- TASK REQUIREMENTS
Every entry should be duplicated verbatim, and no picture may appear in the copy.
[DATASET EXCERPTS Boundary: Start]
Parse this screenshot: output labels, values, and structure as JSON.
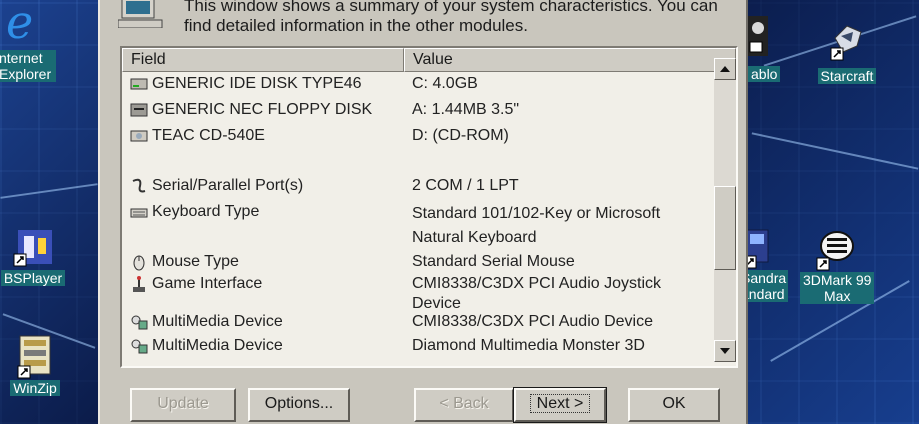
{
  "dialog": {
    "description": "This window shows a summary of your system characteristics. You can find detailed information in the other modules."
  },
  "list": {
    "columns": [
      "Field",
      "Value"
    ],
    "rows": [
      {
        "field": "GENERIC IDE  DISK TYPE46",
        "value": "C: 4.0GB",
        "icon": "hard-disk-icon"
      },
      {
        "field": "GENERIC NEC  FLOPPY DISK",
        "value": "A: 1.44MB 3.5\"",
        "icon": "floppy-drive-icon"
      },
      {
        "field": "TEAC CD-540E",
        "value": "D: (CD-ROM)",
        "icon": "cdrom-drive-icon"
      },
      {
        "field": "Serial/Parallel Port(s)",
        "value": "2 COM / 1 LPT",
        "icon": "port-icon"
      },
      {
        "field": "Keyboard Type",
        "value": "Standard 101/102-Key or Microsoft Natural Keyboard",
        "icon": "keyboard-icon"
      },
      {
        "field": "Mouse Type",
        "value": "Standard Serial Mouse",
        "icon": "mouse-icon"
      },
      {
        "field": "Game Interface",
        "value": "CMI8338/C3DX PCI Audio Joystick Device",
        "icon": "joystick-icon"
      },
      {
        "field": "MultiMedia Device",
        "value": "CMI8338/C3DX PCI Audio Device",
        "icon": "multimedia-icon"
      },
      {
        "field": "MultiMedia Device",
        "value": "Diamond Multimedia Monster 3D",
        "icon": "multimedia-icon"
      }
    ]
  },
  "buttons": {
    "update": "Update",
    "options": "Options...",
    "back": "< Back",
    "next": "Next >",
    "ok": "OK"
  },
  "desktop_icons": {
    "internet_explorer": "nternet\nExplorer",
    "bsplayer": "BSPlayer",
    "winzip": "WinZip",
    "diablo": "ablo",
    "starcraft": "Starcraft",
    "sandra": "Sandra\nandard",
    "threedmark": "3DMark 99\nMax"
  }
}
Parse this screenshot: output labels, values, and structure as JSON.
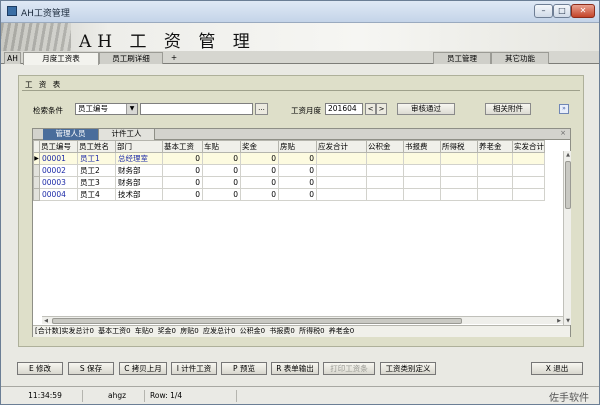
{
  "window": {
    "title": "AH工资管理",
    "min_glyph": "–",
    "max_glyph": "□",
    "close_glyph": "✕"
  },
  "banner": {
    "title": "AH 工 资 管 理"
  },
  "tabs": {
    "ah": "AH",
    "monthly": "月度工资表",
    "detail": "员工刷详细",
    "add": "+",
    "employee_mgmt": "员工管理",
    "other": "其它功能"
  },
  "panel": {
    "title": "工 资 表",
    "search_label": "检索条件",
    "search_field": "员工编号",
    "search_value": "",
    "ellipsis": "...",
    "month_label": "工资月度",
    "month_value": "201604",
    "prev": "<",
    "next": ">",
    "audit_btn": "审核通过",
    "attach_btn": "相关附件",
    "collapse_glyph": "»"
  },
  "grid": {
    "tabs": [
      "管理人员",
      "计件工人"
    ],
    "close_glyph": "×",
    "columns": [
      "员工编号",
      "员工姓名",
      "部门",
      "基本工资",
      "车贴",
      "奖金",
      "房贴",
      "应发合计",
      "公积金",
      "书报费",
      "所得税",
      "养老金",
      "实发合计"
    ],
    "rows": [
      {
        "id": "00001",
        "name": "员工1",
        "dept": "总经理室",
        "base": "0",
        "car": "0",
        "bonus": "0",
        "house": "0"
      },
      {
        "id": "00002",
        "name": "员工2",
        "dept": "财务部",
        "base": "0",
        "car": "0",
        "bonus": "0",
        "house": "0"
      },
      {
        "id": "00003",
        "name": "员工3",
        "dept": "财务部",
        "base": "0",
        "car": "0",
        "bonus": "0",
        "house": "0"
      },
      {
        "id": "00004",
        "name": "员工4",
        "dept": "技术部",
        "base": "0",
        "car": "0",
        "bonus": "0",
        "house": "0"
      }
    ],
    "selected_marker": "▶",
    "summary": [
      "[合计数]实发总计0",
      "基本工资0",
      "车贴0",
      "奖金0",
      "房贴0",
      "应发总计0",
      "公积金0",
      "书报费0",
      "所得税0",
      "养老金0"
    ]
  },
  "buttons": {
    "edit": "E 修改",
    "save": "S 保存",
    "copy_last": "C 拷贝上月",
    "piece": "I 计件工资",
    "preview": "P 预览",
    "export": "R 表单输出",
    "print": "打印工资条",
    "define": "工资类别定义",
    "exit": "X 退出"
  },
  "status": {
    "time": "11:34:59",
    "user": "ahgz",
    "row": "Row: 1/4"
  },
  "watermark": "佐手软件"
}
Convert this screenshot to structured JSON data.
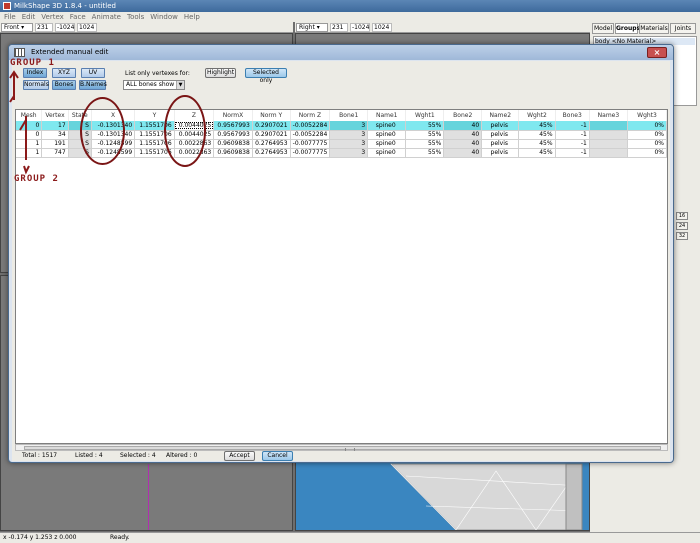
{
  "app": {
    "title": "MilkShape 3D 1.8.4 - untitled",
    "menu": [
      "File",
      "Edit",
      "Vertex",
      "Face",
      "Animate",
      "Tools",
      "Window",
      "Help"
    ]
  },
  "viewports": {
    "front": {
      "name": "Front",
      "v1": "231",
      "v2": "-1024",
      "v3": "1024"
    },
    "right": {
      "name": "Right",
      "v1": "231",
      "v2": "-1024",
      "v3": "1024"
    }
  },
  "right_panel": {
    "tabs": [
      "Model",
      "Groups",
      "Materials",
      "Joints"
    ],
    "active_tab": "Groups",
    "group_item": "body <No Material>",
    "side_buttons": [
      "16",
      "24",
      "32"
    ]
  },
  "statusbar": {
    "coords": "x -0.174 y 1.253 z 0.000",
    "status": "Ready."
  },
  "dialog": {
    "title": "Extended manual edit",
    "toggles": {
      "index": "Index",
      "xyz": "XYZ",
      "uv": "UV",
      "normals": "Normals",
      "bones": "Bones",
      "bnames": "B.Names"
    },
    "list_label": "List only vertexes for:",
    "bone_select": "ALL bones show",
    "highlight": "Highlight",
    "selected_only": "Selected only",
    "columns": [
      "Mesh",
      "Vertex",
      "State",
      "X",
      "Y",
      "Z",
      "NormX",
      "Norm Y",
      "Norm Z",
      "Bone1",
      "Name1",
      "Wght1",
      "Bone2",
      "Name2",
      "Wght2",
      "Bone3",
      "Name3",
      "Wght3"
    ],
    "rows": [
      [
        "0",
        "17",
        "S",
        "-0.1301340",
        "1.1551706",
        "0.0044025",
        "0.9567993",
        "0.2907021",
        "-0.0052284",
        "3",
        "spine0",
        "55%",
        "40",
        "pelvis",
        "45%",
        "-1",
        "",
        "0%"
      ],
      [
        "0",
        "34",
        "S",
        "-0.1301340",
        "1.1551706",
        "0.0044025",
        "0.9567993",
        "0.2907021",
        "-0.0052284",
        "3",
        "spine0",
        "55%",
        "40",
        "pelvis",
        "45%",
        "-1",
        "",
        "0%"
      ],
      [
        "1",
        "191",
        "S",
        "-0.1248599",
        "1.1551706",
        "0.0022863",
        "0.9609838",
        "0.2764953",
        "-0.0077775",
        "3",
        "spine0",
        "55%",
        "40",
        "pelvis",
        "45%",
        "-1",
        "",
        "0%"
      ],
      [
        "1",
        "747",
        "S",
        "-0.1248599",
        "1.1551706",
        "0.0022863",
        "0.9609838",
        "0.2764953",
        "-0.0077775",
        "3",
        "spine0",
        "55%",
        "40",
        "pelvis",
        "45%",
        "-1",
        "",
        "0%"
      ]
    ],
    "footer": {
      "total": "Total : 1517",
      "listed": "Listed : 4",
      "selected": "Selected : 4",
      "altered": "Altered : 0",
      "accept": "Accept",
      "cancel": "Cancel"
    }
  },
  "annotations": {
    "group1": "GROUP 1",
    "group2": "GROUP 2"
  }
}
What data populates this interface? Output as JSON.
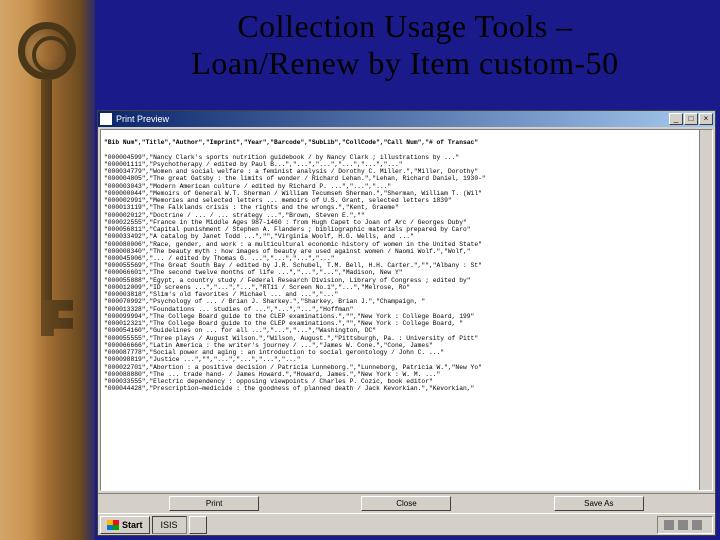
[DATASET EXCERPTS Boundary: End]
- RESULT OF THE TASK
Parse this screenshot: output labels, values, and structure as JSON.
{
  "dialog": {
    "description": "This window shows a summary of your system characteristics. You can find detailed information in the other modules."
  },
  "list": {
    "columns": [
      "Field",
      "Value"
    ],
    "rows": [
      {
        "field": "GENERIC IDE  DISK TYPE46",
        "value": "C: 4.0GB",
        "icon": "hard-disk-icon"
      },
      {
        "field": "GENERIC NEC  FLOPPY DISK",
        "value": "A: 1.44MB 3.5\"",
        "icon": "floppy-drive-icon"
      },
      {
        "field": "TEAC CD-540E",
        "value": "D: (CD-ROM)",
        "icon": "cdrom-drive-icon"
      },
      {
        "field": "Serial/Parallel Port(s)",
        "value": "2 COM / 1 LPT",
        "icon": "port-icon"
      },
      {
        "field": "Keyboard Type",
        "value": "Standard 101/102-Key or Microsoft Natural Keyboard",
        "icon": "keyboard-icon"
      },
      {
        "field": "Mouse Type",
        "value": "Standard Serial Mouse",
        "icon": "mouse-icon"
      },
      {
        "field": "Game Interface",
        "value": "CMI8338/C3DX PCI Audio Joystick Device",
        "icon": "joystick-icon"
      },
      {
        "field": "MultiMedia Device",
        "value": "CMI8338/C3DX PCI Audio Device",
        "icon": "multimedia-icon"
      },
      {
        "field": "MultiMedia Device",
        "value": "Diamond Multimedia Monster 3D",
        "icon": "multimedia-icon"
      }
    ]
  },
  "buttons": {
    "update": "Update",
    "options": "Options...",
    "back": "< Back",
    "next": "Next >",
    "ok": "OK"
  },
  "desktop_icons": {
    "internet_explorer": "nternet\nExplorer",
    "bsplayer": "BSPlayer",
    "winzip": "WinZip",
    "diablo": "ablo",
    "starcraft": "Starcraft",
    "sandra": "Sandra\nandard",
    "threedmark": "3DMark 99\nMax"
  }
}
Parse this screenshot: output labels, values, and structure as JSON.
{
  "window": {
    "title": "AH工资管理",
    "min_glyph": "–",
    "max_glyph": "□",
    "close_glyph": "✕"
  },
  "banner": {
    "title": "AH 工 资 管 理"
  },
  "tabs": {
    "ah": "AH",
    "monthly": "月度工资表",
    "detail": "员工刷详细",
    "add": "+",
    "employee_mgmt": "员工管理",
    "other": "其它功能"
  },
  "panel": {
    "title": "工 资 表",
    "search_label": "检索条件",
    "search_field": "员工编号",
    "search_value": "",
    "ellipsis": "...",
    "month_label": "工资月度",
    "month_value": "201604",
    "prev": "<",
    "next": ">",
    "audit_btn": "审核通过",
    "attach_btn": "相关附件",
    "collapse_glyph": "»"
  },
  "grid": {
    "tabs": [
      "管理人员",
      "计件工人"
    ],
    "close_glyph": "×",
    "columns": [
      "员工编号",
      "员工姓名",
      "部门",
      "基本工资",
      "车贴",
      "奖金",
      "房贴",
      "应发合计",
      "公积金",
      "书报费",
      "所得税",
      "养老金",
      "实发合计"
    ],
    "rows": [
      {
        "id": "00001",
        "name": "员工1",
        "dept": "总经理室",
        "base": "0",
        "car": "0",
        "bonus": "0",
        "house": "0"
      },
      {
        "id": "00002",
        "name": "员工2",
        "dept": "财务部",
        "base": "0",
        "car": "0",
        "bonus": "0",
        "house": "0"
      },
      {
        "id": "00003",
        "name": "员工3",
        "dept": "财务部",
        "base": "0",
        "car": "0",
        "bonus": "0",
        "house": "0"
      },
      {
        "id": "00004",
        "name": "员工4",
        "dept": "技术部",
        "base": "0",
        "car": "0",
        "bonus": "0",
        "house": "0"
      }
    ],
    "selected_marker": "▶",
    "summary": [
      "[合计数]实发总计0",
      "基本工资0",
      "车贴0",
      "奖金0",
      "房贴0",
      "应发总计0",
      "公积金0",
      "书报费0",
      "所得税0",
      "养老金0"
    ]
  },
  "buttons": {
    "edit": "E 修改",
    "save": "S 保存",
    "copy_last": "C 拷贝上月",
    "piece": "I 计件工资",
    "preview": "P 预览",
    "export": "R 表单输出",
    "print": "打印工资条",
    "define": "工资类别定义",
    "exit": "X 退出"
  },
  "status": {
    "time": "11:34:59",
    "user": "ahgz",
    "row": "Row: 1/4"
  },
  "watermark": "佐手软件"
}
Convert this screenshot to structured JSON data.
{
  "app": {
    "title": "MilkShape 3D 1.8.4 - untitled",
    "menu": [
      "File",
      "Edit",
      "Vertex",
      "Face",
      "Animate",
      "Tools",
      "Window",
      "Help"
    ]
  },
  "viewports": {
    "front": {
      "name": "Front",
      "v1": "231",
      "v2": "-1024",
      "v3": "1024"
    },
    "right": {
      "name": "Right",
      "v1": "231",
      "v2": "-1024",
      "v3": "1024"
    }
  },
  "right_panel": {
    "tabs": [
      "Model",
      "Groups",
      "Materials",
      "Joints"
    ],
    "active_tab": "Groups",
    "group_item": "body <No Material>",
    "side_buttons": [
      "16",
      "24",
      "32"
    ]
  },
  "statusbar": {
    "coords": "x -0.174 y 1.253 z 0.000",
    "status": "Ready."
  },
  "dialog": {
    "title": "Extended manual edit",
    "toggles": {
      "index": "Index",
      "xyz": "XYZ",
      "uv": "UV",
      "normals": "Normals",
      "bones": "Bones",
      "bnames": "B.Names"
    },
    "list_label": "List only vertexes for:",
    "bone_select": "ALL bones show",
    "highlight": "Highlight",
    "selected_only": "Selected only",
    "columns": [
      "Mesh",
      "Vertex",
      "State",
      "X",
      "Y",
      "Z",
      "NormX",
      "Norm Y",
      "Norm Z",
      "Bone1",
      "Name1",
      "Wght1",
      "Bone2",
      "Name2",
      "Wght2",
      "Bone3",
      "Name3",
      "Wght3"
    ],
    "rows": [
      [
        "0",
        "17",
        "S",
        "-0.1301340",
        "1.1551706",
        "0.0044025",
        "0.9567993",
        "0.2907021",
        "-0.0052284",
        "3",
        "spine0",
        "55%",
        "40",
        "pelvis",
        "45%",
        "-1",
        "",
        "0%"
      ],
      [
        "0",
        "34",
        "S",
        "-0.1301340",
        "1.1551706",
        "0.0044025",
        "0.9567993",
        "0.2907021",
        "-0.0052284",
        "3",
        "spine0",
        "55%",
        "40",
        "pelvis",
        "45%",
        "-1",
        "",
        "0%"
      ],
      [
        "1",
        "191",
        "S",
        "-0.1248599",
        "1.1551706",
        "0.0022863",
        "0.9609838",
        "0.2764953",
        "-0.0077775",
        "3",
        "spine0",
        "55%",
        "40",
        "pelvis",
        "45%",
        "-1",
        "",
        "0%"
      ],
      [
        "1",
        "747",
        "S",
        "-0.1248599",
        "1.1551706",
        "0.0022863",
        "0.9609838",
        "0.2764953",
        "-0.0077775",
        "3",
        "spine0",
        "55%",
        "40",
        "pelvis",
        "45%",
        "-1",
        "",
        "0%"
      ]
    ],
    "footer": {
      "total": "Total : 1517",
      "listed": "Listed : 4",
      "selected": "Selected : 4",
      "altered": "Altered : 0",
      "accept": "Accept",
      "cancel": "Cancel"
    }
  },
  "annotations": {
    "group1": "GROUP 1",
    "group2": "GROUP 2"
  }
}
What data populates this interface? Output as JSON.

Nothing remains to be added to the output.